Louis Armstrong’s massive number reached number one on the U.S. Billboard Hot 100, ending The Beatles’ streak of three number-one hits in a row over 14 consecutive weeks (in addition to holding the second and third chart positions)…the most successful single of Armstrong’s career… spent nine weeks atop the adult contemporary chart… made Armstrong the oldest artist ever to reach #1 on the Hot 100 since its introduction in 1958… the No. 3 song of 1964 as ranked by Billboard… won the Grammy Award for Song of the Year in 1965… and Armstrong received a Grammy for Best Vocal Performance, Male.

Just about my fave-o Bob Rivers novelty Christmas song is “He’s So Jolly.” After dozens of listens, it still gets a grin.

Parodies’ Paradise: 1964 “Oh, Pretty Woman”

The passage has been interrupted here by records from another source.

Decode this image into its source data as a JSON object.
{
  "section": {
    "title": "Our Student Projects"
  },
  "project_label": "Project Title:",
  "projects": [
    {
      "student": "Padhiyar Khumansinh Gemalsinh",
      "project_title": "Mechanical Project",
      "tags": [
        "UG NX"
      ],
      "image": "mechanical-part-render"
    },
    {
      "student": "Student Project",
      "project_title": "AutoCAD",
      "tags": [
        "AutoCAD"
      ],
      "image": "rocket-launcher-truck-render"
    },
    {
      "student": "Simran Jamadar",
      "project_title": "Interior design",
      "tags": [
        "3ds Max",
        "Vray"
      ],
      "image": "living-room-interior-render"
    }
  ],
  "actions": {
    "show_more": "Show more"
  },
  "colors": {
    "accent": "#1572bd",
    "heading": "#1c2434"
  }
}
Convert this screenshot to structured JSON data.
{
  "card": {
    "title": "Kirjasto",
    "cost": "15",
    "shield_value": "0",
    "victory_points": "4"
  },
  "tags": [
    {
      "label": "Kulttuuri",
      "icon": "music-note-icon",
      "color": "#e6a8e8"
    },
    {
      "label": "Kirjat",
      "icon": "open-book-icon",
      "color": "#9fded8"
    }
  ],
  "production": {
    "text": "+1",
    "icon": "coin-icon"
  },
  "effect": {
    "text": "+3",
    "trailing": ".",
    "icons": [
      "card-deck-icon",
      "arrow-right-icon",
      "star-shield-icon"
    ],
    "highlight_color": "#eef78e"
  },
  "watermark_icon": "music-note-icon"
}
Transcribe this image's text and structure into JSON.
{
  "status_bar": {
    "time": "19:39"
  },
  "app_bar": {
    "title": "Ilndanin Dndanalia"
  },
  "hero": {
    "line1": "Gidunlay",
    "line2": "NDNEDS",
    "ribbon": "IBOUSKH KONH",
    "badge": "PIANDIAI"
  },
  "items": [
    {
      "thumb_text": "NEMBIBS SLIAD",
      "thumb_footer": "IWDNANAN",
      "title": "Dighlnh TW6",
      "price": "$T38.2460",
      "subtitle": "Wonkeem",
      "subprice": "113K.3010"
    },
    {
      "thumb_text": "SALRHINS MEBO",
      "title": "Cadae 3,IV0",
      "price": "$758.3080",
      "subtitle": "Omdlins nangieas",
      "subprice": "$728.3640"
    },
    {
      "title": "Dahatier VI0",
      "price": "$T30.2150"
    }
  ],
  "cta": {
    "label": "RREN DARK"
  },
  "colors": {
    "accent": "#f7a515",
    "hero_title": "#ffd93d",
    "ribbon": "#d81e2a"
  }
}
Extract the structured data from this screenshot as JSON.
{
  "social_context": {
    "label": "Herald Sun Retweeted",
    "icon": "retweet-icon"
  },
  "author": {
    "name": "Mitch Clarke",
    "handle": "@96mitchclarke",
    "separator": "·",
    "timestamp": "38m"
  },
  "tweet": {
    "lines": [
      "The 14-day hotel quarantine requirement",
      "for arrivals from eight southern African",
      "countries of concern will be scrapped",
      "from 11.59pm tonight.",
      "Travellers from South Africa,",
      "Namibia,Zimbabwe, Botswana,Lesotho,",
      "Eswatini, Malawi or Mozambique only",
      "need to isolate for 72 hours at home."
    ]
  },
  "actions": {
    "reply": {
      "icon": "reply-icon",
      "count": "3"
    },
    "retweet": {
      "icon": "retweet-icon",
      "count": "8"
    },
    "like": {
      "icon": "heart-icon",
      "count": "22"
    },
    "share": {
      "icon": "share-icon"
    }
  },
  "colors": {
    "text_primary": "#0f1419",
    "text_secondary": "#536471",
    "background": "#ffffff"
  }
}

Roy Orbison spent three weeks at number one on the Billboard Hot 100… the second single by Orbison to top the US charts… Orbison’s third single to top the UK Singles Chart (for a total of three weeks)… ultimately sold seven million copies and marked the high point in Orbison’s career… within months of its release the single was certified gold by the RIAA… Billboard ranked it the number four song of 1964… 1999 the song was honored with a Grammy Hall of Fame Award… named one of the Rock and Roll Hall of Fame‘s 500 Songs that Shaped Rock and Roll… Rolling Stone magazine ranked it #224 on their list of the “500 Greatest Songs of All Time”… 2008 The Library of Congress selected the song for preservation in the National Recording Registry.

The Mistletones get silly with divebombing reindeer in “Speedy Reindeer.” Look out!

Parodies’ Paradise: 1963 “Money (That’s What I Want)”

Berry Gordy’s 1959 record became a more famous song in the mouths of the Beatles… advance orders for the album With the Beatles of a half million and sold another half million by September 1965… the second album to sell a million copies in the United Kingdom… remained at the top of the charts for 21 weeks. (Never a single, but the album hit #11 on the record sales chart.)

Bob River’s antic ways disallows him to straight up parody a property. He throws a bit of Thurston Howell III into the mash for his “Christmas Money (That’s What I Want).”